In Germany the properties of textile concretes have been investigated intensively for more than 20 years. At first, essentially textiles on the basis of polypropylene or polyvinyl alcohol were used as reinforcement. As these polymers have only a low modulus of elasticity they can lead to relative large crack widths in the cementitious matrix. Therefore the research activities focused then preferentially on fibres, rovings and fabrics made of alkali-resistant (AR) glass, later on intensified on the material carbon, because this material is more alkali-resistant and thus more durable compared to AR-glass. Carbon-concretes require, compared to conventional reinforced concrete, only a small concrete cover of the reinforcement. For this reason very thin and slight components can be produced with this building material.
Beside the construction properties, the environmental compatibility of construction products becomes more and more important. Whereas at present it is assumed in Germany that standardised construction products or such which have a technical approval fulfil all requirements regarding the environmental compatibility, for new unknown products this has to be proved where necessary (ABuG, 2017) according to the “Principles for assessing the effects of construction products on soil and groundwater” of the Centre of Competence for Construction (DIBt).

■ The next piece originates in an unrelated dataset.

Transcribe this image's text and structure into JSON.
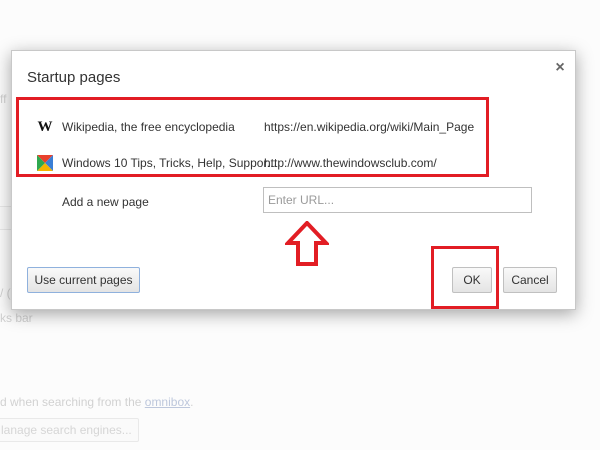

Goal of the research project was to generate a broad, scientific verified data base via corresponding leaching and shower tests (laboratory and outdoor tests) on carbon-concrete test specimen with different concrete covering of the carbon-fibres as well as with different percentages of the carbon-fibres to evaluate the environmental compatibility of the new, innovative composite building material “carbon-concrete”. Based on this carbon-concretes can be classified if applicable I such a way, that further environmental testing is preferably not necessary (Without Further Testing (WFT)).
The work of the VDZ gGmbH in the joint research project “Environmental compatibility of C3” focused on characterisation studies on dry mixed fine concretes, cement/binders, fillers and carbon fibres as well as on leaching tests according to the European long term tank test DSLT (DIN CEN/TS 16637-2:2014) on unreinforced and reinforced fine concrete specimens. The “DSLT” leachates of the four carbon fibres studied indicate that they release practically no polycyclic aromatic hydrocarbons to the leachate. The “DSLT” leachates of the unreinforced and carbon fibre reinforced fine concretes have shown that only very small quantities are leached out for most of the parameters and the limiting values of the model building code technical building rules are complied with. Furthermore it was found that no significant difference of the leaching behaviour of the unreinforced and the reinforced fine concretes occurs for the individual parameters. The results available so far suggest that the new material carbon concrete can be classified as environmentally compatible and that no further environmental tests are necessary. This could avoid unnecessary testing costs for the industry concerned.
C³- Carbon Concrete Composite was funded by the Federal Ministry of Education and Research's "Twenty20 Partnership for Innovation" program (Project number 03ZZ0328A).